#### [Task prompt]
Repeat the records word for word, excluding any picture.

Data about app and page elements
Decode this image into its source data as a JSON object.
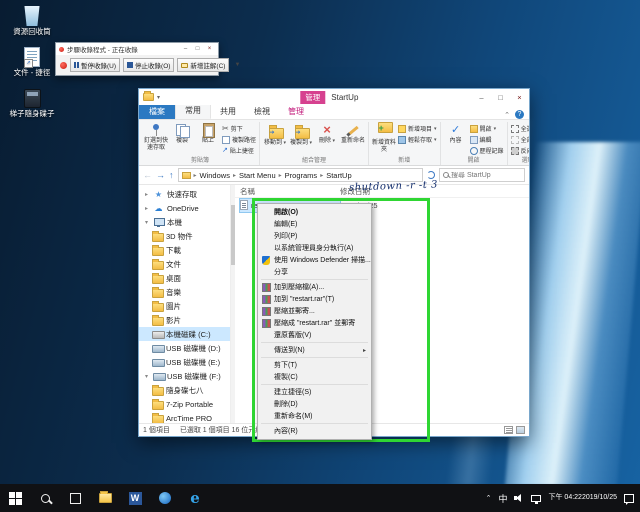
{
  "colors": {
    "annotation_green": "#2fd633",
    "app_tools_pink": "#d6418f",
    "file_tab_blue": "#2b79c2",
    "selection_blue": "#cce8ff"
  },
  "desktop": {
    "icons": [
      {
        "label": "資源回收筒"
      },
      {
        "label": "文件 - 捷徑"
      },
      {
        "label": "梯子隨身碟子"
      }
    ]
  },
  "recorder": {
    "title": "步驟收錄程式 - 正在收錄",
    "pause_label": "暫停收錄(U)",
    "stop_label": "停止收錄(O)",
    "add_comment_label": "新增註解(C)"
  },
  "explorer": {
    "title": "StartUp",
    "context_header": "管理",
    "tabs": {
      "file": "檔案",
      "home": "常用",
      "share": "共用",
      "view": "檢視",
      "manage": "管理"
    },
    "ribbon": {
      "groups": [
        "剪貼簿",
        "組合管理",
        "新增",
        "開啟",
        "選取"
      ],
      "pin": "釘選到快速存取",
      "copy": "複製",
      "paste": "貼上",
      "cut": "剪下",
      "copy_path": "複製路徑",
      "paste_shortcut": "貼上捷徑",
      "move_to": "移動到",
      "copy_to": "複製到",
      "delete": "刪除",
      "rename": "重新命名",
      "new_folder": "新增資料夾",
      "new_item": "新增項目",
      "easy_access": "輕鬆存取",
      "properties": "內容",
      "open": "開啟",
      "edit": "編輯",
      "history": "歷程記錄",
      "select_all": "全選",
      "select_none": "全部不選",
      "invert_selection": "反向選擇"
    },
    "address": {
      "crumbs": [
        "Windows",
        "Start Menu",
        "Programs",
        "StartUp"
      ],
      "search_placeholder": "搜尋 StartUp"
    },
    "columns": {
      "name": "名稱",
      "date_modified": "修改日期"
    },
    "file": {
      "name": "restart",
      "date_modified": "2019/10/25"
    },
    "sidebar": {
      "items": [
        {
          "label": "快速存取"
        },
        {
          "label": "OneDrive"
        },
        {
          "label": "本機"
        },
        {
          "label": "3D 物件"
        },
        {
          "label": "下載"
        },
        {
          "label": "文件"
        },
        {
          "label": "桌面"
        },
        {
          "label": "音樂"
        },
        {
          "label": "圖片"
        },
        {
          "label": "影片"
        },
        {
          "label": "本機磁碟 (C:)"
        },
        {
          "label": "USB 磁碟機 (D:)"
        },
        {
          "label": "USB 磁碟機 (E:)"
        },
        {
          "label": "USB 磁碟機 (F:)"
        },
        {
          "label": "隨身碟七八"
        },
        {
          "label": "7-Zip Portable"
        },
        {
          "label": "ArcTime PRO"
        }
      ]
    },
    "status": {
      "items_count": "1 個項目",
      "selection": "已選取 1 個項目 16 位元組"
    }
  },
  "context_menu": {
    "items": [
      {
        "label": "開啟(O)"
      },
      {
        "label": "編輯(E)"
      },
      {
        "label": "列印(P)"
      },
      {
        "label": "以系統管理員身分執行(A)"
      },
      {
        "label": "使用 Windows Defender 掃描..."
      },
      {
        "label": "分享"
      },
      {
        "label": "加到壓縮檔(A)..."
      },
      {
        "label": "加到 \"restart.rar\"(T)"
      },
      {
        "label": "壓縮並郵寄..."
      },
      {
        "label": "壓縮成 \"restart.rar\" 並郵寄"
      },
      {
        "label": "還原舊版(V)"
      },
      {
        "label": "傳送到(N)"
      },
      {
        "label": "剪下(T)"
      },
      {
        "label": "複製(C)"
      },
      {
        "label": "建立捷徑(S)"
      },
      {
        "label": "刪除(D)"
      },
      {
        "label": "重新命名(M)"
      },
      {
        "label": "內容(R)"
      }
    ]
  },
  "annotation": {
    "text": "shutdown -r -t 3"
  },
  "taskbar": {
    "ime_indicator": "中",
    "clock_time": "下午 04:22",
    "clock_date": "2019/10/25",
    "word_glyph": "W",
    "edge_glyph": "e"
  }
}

#### [Reply]
Decode this image into its source data as a JSON object.
{
  "colors": {
    "annotation_green": "#2fd633",
    "app_tools_pink": "#d6418f",
    "file_tab_blue": "#2b79c2",
    "selection_blue": "#cce8ff"
  },
  "desktop": {
    "icons": [
      {
        "label": "資源回收筒"
      },
      {
        "label": "文件 - 捷徑"
      },
      {
        "label": "梯子隨身碟子"
      }
    ]
  },
  "recorder": {
    "title": "步驟收錄程式 - 正在收錄",
    "pause_label": "暫停收錄(U)",
    "stop_label": "停止收錄(O)",
    "add_comment_label": "新增註解(C)"
  },
  "explorer": {
    "title": "StartUp",
    "context_header": "管理",
    "tabs": {
      "file": "檔案",
      "home": "常用",
      "share": "共用",
      "view": "檢視",
      "manage": "管理"
    },
    "ribbon": {
      "groups": [
        "剪貼簿",
        "組合管理",
        "新增",
        "開啟",
        "選取"
      ],
      "pin": "釘選到快速存取",
      "copy": "複製",
      "paste": "貼上",
      "cut": "剪下",
      "copy_path": "複製路徑",
      "paste_shortcut": "貼上捷徑",
      "move_to": "移動到",
      "copy_to": "複製到",
      "delete": "刪除",
      "rename": "重新命名",
      "new_folder": "新增資料夾",
      "new_item": "新增項目",
      "easy_access": "輕鬆存取",
      "properties": "內容",
      "open": "開啟",
      "edit": "編輯",
      "history": "歷程記錄",
      "select_all": "全選",
      "select_none": "全部不選",
      "invert_selection": "反向選擇"
    },
    "address": {
      "crumbs": [
        "Windows",
        "Start Menu",
        "Programs",
        "StartUp"
      ],
      "search_placeholder": "搜尋 StartUp"
    },
    "columns": {
      "name": "名稱",
      "date_modified": "修改日期"
    },
    "file": {
      "name": "restart",
      "date_modified": "2019/10/25"
    },
    "sidebar": {
      "items": [
        {
          "label": "快速存取"
        },
        {
          "label": "OneDrive"
        },
        {
          "label": "本機"
        },
        {
          "label": "3D 物件"
        },
        {
          "label": "下載"
        },
        {
          "label": "文件"
        },
        {
          "label": "桌面"
        },
        {
          "label": "音樂"
        },
        {
          "label": "圖片"
        },
        {
          "label": "影片"
        },
        {
          "label": "本機磁碟 (C:)"
        },
        {
          "label": "USB 磁碟機 (D:)"
        },
        {
          "label": "USB 磁碟機 (E:)"
        },
        {
          "label": "USB 磁碟機 (F:)"
        },
        {
          "label": "隨身碟七八"
        },
        {
          "label": "7-Zip Portable"
        },
        {
          "label": "ArcTime PRO"
        }
      ]
    },
    "status": {
      "items_count": "1 個項目",
      "selection": "已選取 1 個項目 16 位元組"
    }
  },
  "context_menu": {
    "items": [
      {
        "label": "開啟(O)"
      },
      {
        "label": "編輯(E)"
      },
      {
        "label": "列印(P)"
      },
      {
        "label": "以系統管理員身分執行(A)"
      },
      {
        "label": "使用 Windows Defender 掃描..."
      },
      {
        "label": "分享"
      },
      {
        "label": "加到壓縮檔(A)..."
      },
      {
        "label": "加到 \"restart.rar\"(T)"
      },
      {
        "label": "壓縮並郵寄..."
      },
      {
        "label": "壓縮成 \"restart.rar\" 並郵寄"
      },
      {
        "label": "還原舊版(V)"
      },
      {
        "label": "傳送到(N)"
      },
      {
        "label": "剪下(T)"
      },
      {
        "label": "複製(C)"
      },
      {
        "label": "建立捷徑(S)"
      },
      {
        "label": "刪除(D)"
      },
      {
        "label": "重新命名(M)"
      },
      {
        "label": "內容(R)"
      }
    ]
  },
  "annotation": {
    "text": "shutdown -r -t 3"
  },
  "taskbar": {
    "ime_indicator": "中",
    "clock_time": "下午 04:22",
    "clock_date": "2019/10/25",
    "word_glyph": "W",
    "edge_glyph": "e"
  }
}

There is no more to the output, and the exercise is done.